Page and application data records
%%

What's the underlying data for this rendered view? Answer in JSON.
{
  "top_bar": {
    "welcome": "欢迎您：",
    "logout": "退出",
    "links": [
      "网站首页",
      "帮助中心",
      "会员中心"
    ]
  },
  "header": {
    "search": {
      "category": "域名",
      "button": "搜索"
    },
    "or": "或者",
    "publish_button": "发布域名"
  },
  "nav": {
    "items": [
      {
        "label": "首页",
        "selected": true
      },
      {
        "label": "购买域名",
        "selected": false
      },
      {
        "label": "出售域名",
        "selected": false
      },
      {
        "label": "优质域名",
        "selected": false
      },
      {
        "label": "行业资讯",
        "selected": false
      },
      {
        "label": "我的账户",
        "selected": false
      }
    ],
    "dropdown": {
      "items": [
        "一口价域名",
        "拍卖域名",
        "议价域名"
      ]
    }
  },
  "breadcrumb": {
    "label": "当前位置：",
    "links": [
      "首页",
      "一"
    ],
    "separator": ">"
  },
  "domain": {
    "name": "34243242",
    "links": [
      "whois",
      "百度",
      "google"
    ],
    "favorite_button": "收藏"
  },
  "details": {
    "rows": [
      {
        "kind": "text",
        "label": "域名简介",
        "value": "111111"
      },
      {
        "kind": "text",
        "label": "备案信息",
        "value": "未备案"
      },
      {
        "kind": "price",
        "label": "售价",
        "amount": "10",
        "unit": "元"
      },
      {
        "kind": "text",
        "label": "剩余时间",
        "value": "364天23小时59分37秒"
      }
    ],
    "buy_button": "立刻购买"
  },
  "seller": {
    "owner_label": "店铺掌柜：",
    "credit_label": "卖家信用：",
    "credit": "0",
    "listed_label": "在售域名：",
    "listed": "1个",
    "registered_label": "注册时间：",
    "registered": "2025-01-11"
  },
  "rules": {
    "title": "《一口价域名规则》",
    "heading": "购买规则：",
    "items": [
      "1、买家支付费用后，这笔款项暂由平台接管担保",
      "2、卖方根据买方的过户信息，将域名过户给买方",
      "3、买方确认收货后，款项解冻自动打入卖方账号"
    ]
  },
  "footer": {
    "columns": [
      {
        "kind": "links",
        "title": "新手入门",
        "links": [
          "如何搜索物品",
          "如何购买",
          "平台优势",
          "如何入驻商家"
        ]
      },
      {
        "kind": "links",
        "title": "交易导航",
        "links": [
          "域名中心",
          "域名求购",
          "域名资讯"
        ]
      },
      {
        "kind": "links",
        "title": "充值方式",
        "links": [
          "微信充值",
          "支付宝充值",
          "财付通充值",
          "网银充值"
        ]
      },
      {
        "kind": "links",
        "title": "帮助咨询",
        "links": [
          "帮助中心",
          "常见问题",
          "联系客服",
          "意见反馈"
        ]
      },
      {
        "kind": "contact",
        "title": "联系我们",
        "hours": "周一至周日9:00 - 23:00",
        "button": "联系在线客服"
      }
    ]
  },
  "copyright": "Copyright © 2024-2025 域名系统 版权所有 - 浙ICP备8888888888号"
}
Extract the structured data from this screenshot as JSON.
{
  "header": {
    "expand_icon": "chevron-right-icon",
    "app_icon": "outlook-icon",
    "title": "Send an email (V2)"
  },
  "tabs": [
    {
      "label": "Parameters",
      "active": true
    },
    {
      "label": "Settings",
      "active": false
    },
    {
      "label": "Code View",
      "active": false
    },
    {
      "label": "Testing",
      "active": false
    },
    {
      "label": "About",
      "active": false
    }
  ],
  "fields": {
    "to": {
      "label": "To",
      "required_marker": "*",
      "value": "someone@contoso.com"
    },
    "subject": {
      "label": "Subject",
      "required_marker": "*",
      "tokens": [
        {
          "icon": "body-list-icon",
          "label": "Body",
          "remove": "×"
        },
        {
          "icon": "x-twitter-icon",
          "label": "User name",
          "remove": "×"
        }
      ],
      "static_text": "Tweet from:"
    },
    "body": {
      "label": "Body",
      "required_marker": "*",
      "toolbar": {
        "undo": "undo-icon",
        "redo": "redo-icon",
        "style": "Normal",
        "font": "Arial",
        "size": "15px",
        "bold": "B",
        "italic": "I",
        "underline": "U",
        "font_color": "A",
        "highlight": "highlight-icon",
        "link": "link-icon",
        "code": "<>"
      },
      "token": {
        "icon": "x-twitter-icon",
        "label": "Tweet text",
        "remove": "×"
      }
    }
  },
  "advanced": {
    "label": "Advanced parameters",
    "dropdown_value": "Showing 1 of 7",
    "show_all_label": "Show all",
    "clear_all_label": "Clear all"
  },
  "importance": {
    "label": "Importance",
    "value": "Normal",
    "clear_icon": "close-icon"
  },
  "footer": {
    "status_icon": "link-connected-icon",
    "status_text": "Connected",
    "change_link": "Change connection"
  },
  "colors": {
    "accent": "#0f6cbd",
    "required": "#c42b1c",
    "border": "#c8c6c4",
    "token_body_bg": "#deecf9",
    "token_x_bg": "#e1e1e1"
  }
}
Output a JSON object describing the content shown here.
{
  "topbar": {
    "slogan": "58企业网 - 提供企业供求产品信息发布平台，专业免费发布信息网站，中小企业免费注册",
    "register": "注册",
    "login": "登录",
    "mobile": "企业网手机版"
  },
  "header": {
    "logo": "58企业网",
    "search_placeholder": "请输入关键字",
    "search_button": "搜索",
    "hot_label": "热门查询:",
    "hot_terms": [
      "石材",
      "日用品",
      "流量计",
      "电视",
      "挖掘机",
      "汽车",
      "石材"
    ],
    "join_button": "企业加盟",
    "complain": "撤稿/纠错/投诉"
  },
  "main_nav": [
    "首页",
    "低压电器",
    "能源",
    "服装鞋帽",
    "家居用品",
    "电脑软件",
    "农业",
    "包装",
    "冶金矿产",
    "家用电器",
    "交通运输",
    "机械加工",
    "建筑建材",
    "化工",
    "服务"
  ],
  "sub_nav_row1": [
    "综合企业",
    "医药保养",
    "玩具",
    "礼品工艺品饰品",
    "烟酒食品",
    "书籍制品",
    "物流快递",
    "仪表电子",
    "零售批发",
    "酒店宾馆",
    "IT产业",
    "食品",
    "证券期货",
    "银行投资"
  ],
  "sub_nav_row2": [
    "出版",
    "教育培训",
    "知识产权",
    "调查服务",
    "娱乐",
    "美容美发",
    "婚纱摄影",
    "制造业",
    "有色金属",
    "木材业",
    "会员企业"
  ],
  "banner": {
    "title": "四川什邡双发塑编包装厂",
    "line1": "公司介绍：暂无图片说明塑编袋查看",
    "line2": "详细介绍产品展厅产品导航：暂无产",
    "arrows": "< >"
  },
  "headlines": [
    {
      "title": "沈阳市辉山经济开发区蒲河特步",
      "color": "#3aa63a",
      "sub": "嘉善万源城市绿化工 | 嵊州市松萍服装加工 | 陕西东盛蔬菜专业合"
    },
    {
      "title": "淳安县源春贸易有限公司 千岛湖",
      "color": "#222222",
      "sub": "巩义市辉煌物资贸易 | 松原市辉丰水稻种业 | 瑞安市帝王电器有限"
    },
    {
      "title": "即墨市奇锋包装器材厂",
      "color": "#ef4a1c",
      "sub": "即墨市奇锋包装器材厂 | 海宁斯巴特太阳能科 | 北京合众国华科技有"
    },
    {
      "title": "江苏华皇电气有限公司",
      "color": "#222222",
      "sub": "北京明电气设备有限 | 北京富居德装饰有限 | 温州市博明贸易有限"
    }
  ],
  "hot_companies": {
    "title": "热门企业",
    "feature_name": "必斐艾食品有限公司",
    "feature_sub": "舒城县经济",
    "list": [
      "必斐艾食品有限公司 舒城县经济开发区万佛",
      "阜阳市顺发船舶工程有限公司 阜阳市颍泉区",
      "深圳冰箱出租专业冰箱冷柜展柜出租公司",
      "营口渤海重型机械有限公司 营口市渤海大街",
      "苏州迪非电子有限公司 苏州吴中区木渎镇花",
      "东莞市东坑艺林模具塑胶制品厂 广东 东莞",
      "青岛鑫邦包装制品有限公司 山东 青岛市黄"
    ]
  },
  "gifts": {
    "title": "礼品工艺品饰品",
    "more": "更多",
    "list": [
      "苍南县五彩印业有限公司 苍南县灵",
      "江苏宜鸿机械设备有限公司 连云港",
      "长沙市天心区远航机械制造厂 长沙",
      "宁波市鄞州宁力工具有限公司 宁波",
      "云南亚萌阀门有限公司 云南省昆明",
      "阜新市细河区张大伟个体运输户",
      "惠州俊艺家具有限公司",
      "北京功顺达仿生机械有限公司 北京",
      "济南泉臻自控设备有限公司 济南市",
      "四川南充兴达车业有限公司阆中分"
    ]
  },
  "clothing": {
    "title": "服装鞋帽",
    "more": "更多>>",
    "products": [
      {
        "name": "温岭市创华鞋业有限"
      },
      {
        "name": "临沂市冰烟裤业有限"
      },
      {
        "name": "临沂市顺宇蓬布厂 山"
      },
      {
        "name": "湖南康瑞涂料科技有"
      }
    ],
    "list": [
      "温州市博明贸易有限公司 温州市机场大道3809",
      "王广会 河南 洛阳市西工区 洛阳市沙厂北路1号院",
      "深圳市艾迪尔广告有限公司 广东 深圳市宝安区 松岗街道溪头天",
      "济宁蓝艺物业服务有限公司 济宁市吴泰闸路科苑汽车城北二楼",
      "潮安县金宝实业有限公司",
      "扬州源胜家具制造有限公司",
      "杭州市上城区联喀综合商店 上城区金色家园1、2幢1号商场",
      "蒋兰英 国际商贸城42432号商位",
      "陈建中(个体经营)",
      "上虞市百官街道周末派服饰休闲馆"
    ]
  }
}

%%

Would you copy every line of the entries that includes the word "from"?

Exercise response »
Extract the structured data from this screenshot as JSON.
      "static_text": "Tweet from:"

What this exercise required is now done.